→ **WHAT THE EXERCISE ASKS**
For the data below, tally how many lines contain "Services" and answer only with that tally.

→ **DATA SHOWN**
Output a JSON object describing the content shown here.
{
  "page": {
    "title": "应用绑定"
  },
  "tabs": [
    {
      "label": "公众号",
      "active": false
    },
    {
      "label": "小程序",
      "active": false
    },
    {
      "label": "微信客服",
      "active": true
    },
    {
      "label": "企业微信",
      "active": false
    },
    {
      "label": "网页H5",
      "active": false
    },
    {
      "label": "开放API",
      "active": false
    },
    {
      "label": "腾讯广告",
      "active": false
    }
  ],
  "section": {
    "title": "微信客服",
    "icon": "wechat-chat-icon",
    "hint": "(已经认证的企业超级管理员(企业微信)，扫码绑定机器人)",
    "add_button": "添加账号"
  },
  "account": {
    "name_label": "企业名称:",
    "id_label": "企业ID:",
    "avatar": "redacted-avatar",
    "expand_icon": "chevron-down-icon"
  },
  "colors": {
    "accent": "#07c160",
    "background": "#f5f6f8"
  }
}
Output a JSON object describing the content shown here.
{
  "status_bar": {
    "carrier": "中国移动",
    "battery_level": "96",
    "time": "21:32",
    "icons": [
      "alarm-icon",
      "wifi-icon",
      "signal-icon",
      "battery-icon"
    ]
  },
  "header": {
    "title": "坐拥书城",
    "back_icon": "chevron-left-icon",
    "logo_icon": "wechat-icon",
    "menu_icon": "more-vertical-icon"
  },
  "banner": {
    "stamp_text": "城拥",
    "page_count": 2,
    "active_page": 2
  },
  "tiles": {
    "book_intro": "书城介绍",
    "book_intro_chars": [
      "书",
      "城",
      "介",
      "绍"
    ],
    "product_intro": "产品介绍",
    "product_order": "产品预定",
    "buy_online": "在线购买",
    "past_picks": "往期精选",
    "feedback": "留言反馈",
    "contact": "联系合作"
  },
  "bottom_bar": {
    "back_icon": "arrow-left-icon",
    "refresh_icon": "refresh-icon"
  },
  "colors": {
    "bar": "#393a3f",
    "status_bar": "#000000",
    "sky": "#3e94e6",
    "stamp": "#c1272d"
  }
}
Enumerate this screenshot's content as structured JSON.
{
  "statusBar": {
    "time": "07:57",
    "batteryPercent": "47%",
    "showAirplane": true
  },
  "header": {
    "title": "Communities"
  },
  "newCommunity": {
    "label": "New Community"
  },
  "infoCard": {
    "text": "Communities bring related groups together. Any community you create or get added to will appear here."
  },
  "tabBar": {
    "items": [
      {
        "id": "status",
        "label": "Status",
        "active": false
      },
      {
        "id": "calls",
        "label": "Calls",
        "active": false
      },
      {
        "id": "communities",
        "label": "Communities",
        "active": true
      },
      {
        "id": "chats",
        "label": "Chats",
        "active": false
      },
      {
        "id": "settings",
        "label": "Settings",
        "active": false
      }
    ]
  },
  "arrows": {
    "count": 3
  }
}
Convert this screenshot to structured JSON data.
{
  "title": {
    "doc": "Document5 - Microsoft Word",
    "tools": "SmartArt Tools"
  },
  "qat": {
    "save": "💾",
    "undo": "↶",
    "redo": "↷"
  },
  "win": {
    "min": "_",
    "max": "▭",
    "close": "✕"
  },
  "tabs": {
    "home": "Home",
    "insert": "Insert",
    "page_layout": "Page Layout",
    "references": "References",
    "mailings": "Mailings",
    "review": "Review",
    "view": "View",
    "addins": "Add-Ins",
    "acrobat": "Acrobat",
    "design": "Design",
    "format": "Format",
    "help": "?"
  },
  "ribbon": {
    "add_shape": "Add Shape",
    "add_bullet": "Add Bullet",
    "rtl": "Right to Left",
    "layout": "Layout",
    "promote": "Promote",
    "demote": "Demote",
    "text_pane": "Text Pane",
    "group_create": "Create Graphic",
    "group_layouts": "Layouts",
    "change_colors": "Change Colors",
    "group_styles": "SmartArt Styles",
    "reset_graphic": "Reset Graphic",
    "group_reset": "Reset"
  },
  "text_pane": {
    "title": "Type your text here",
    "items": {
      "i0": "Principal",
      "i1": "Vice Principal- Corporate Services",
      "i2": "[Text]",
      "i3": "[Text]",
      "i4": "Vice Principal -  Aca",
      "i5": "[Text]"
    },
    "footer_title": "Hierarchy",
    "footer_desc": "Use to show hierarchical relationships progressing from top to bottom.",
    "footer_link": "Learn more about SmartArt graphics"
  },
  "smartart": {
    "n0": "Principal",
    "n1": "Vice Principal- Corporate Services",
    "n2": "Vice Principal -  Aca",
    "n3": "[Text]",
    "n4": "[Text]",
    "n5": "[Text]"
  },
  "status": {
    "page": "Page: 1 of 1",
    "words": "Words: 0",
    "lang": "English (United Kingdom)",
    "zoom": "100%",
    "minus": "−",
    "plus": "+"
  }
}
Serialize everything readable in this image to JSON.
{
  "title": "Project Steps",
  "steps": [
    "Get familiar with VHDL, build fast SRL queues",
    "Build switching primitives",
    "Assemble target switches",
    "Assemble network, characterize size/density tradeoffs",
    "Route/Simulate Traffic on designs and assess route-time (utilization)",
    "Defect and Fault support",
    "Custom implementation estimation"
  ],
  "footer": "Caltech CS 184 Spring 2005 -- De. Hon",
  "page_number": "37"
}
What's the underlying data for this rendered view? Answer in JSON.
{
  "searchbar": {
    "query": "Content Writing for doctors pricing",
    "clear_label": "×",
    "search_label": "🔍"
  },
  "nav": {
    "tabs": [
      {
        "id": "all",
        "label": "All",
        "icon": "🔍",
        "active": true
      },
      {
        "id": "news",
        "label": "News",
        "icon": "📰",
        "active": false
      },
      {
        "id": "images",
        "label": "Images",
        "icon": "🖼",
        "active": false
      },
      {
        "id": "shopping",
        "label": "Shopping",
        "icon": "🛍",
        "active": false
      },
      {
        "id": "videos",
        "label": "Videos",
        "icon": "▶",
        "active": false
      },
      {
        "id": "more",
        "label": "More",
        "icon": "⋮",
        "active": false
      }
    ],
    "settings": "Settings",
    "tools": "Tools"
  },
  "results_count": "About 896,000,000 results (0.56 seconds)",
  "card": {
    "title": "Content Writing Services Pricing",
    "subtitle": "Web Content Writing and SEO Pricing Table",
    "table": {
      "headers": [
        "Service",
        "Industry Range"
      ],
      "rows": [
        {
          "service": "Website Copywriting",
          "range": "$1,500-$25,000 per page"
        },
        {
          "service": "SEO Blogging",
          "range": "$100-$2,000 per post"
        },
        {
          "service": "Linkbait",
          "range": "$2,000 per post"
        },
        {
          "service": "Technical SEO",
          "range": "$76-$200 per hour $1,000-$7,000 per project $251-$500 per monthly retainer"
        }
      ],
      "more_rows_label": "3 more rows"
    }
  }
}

→ **PROBLEM SOLUTION**
3